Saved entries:
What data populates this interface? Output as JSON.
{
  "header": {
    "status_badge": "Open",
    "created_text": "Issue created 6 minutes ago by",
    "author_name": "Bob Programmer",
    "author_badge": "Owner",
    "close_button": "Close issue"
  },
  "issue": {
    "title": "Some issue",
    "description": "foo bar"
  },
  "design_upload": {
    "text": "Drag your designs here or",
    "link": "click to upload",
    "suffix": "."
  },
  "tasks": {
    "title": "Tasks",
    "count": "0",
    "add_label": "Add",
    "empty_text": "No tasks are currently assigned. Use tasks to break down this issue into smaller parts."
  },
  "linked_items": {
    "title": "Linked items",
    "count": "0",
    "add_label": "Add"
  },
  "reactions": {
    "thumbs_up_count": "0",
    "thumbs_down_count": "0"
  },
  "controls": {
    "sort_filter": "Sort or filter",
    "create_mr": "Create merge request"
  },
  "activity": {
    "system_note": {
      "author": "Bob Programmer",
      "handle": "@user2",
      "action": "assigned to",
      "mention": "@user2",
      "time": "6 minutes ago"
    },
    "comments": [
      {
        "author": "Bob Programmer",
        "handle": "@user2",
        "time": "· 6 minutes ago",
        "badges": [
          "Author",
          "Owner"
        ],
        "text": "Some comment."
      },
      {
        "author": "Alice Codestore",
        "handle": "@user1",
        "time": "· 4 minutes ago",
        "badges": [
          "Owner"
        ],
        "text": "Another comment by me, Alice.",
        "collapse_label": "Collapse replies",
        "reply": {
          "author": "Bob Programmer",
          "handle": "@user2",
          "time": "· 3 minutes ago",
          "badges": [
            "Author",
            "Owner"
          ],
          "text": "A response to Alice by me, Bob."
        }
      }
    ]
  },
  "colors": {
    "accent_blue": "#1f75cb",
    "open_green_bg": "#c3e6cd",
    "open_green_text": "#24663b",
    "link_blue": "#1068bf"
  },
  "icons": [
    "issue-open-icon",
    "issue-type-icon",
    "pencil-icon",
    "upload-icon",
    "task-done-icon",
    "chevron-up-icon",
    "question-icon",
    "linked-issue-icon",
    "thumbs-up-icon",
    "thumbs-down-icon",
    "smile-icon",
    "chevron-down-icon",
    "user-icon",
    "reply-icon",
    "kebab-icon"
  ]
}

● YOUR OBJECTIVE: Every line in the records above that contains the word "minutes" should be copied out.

● RESULT FOR THIS TASK:
    "created_text": "Issue created 6 minutes ago by",
      "time": "6 minutes ago"
        "time": "· 6 minutes ago",
        "time": "· 4 minutes ago",
          "time": "· 3 minutes ago",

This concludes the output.